Like conventional drive-ins, Brown's fly-in included a concession stand (where the real money was made), restrooms and plenty of privacy for, umm, watching the movie.
Brown's theater was a novelty in a larger industry that was already enjoying a growth spurt. The first drive-in theater opened in June 1933, also in New Jersey, and by 1948 there were 820 of them nationwide. The real boom came in the '50s, though, and by 1958 the number of theaters nationwide had surpassed 4,000. It was all downhill after that, though, with a steady decline during the 1960s and '70s. By the end of the 1980's, the number of drive-in theaters operating in the United States had dropped to under 1,000. The number stands at around 375 today.
Even during the drive-in's heyday, though, the fly-in idea never really took off. It was necessarily limited, owing both to the scarcity of available land and the fact that relatively few people owned their own planes. Still, there were other fly-in, drive-in theaters around. In fact, Brown opened a second one Fly-in Drive-In #2 on New Jersey Route 72 in Manahawkin. He operated a conventional drive-in theater, too, making him something of a drive-in mogul.
There are no drive-in moguls today. The theaters that remain exist either in remote areas or as nostalgic reminders of simpler times. In order to scoop up as much money as possible, the operators of most surviving drive-ins make the space available during daylight hours for other uses, notably flea markets.
The 2000s have seen the modest rise of so-called guerrilla drive-ins, utilizing updated technology including LCD projectors and micro-radio transmitters to set up theaters in vacant parking lots and other open spaces.
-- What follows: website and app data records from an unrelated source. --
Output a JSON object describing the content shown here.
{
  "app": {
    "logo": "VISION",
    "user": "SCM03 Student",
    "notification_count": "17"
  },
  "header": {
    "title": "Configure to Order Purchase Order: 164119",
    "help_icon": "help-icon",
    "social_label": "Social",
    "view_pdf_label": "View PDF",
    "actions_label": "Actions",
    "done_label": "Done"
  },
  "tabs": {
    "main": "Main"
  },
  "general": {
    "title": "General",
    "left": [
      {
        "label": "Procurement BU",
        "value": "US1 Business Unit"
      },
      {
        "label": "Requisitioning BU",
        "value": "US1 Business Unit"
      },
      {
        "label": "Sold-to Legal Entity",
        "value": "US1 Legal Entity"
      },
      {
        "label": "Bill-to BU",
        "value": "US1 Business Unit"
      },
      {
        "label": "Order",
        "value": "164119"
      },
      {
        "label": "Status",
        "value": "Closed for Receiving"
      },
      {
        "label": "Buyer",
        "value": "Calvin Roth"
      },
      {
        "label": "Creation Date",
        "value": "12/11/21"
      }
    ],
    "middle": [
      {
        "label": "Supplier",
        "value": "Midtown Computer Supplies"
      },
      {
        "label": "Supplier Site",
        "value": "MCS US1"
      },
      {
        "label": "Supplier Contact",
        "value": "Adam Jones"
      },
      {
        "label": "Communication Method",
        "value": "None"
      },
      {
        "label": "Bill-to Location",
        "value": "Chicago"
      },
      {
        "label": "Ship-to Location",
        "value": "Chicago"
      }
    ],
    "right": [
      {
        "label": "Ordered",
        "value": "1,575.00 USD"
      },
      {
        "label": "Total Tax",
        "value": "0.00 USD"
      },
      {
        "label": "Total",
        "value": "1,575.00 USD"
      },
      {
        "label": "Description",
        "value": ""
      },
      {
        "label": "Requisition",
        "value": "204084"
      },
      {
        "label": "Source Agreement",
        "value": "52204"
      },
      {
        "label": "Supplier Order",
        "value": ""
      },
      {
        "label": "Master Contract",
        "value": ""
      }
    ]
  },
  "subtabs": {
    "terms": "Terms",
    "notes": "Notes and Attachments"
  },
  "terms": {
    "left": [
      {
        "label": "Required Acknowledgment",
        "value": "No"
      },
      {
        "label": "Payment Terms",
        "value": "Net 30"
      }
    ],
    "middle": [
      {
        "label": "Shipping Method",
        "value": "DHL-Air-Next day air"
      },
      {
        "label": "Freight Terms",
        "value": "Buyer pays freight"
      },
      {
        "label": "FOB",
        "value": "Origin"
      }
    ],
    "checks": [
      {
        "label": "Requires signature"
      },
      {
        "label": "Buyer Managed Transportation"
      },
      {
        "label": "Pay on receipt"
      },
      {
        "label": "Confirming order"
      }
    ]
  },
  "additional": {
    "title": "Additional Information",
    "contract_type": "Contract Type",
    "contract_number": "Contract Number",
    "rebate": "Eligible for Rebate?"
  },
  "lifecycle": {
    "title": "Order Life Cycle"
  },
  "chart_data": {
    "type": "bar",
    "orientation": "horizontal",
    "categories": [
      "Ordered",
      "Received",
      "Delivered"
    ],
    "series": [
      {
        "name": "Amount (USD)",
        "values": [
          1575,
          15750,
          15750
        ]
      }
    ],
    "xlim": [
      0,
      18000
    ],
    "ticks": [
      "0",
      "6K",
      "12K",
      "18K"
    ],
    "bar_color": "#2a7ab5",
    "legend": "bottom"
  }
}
But the drive-in theater of yore with its greasy food, lousy sound quality and cute, squealing girls in angora sweaters continues its long, slow fade into the mists of time.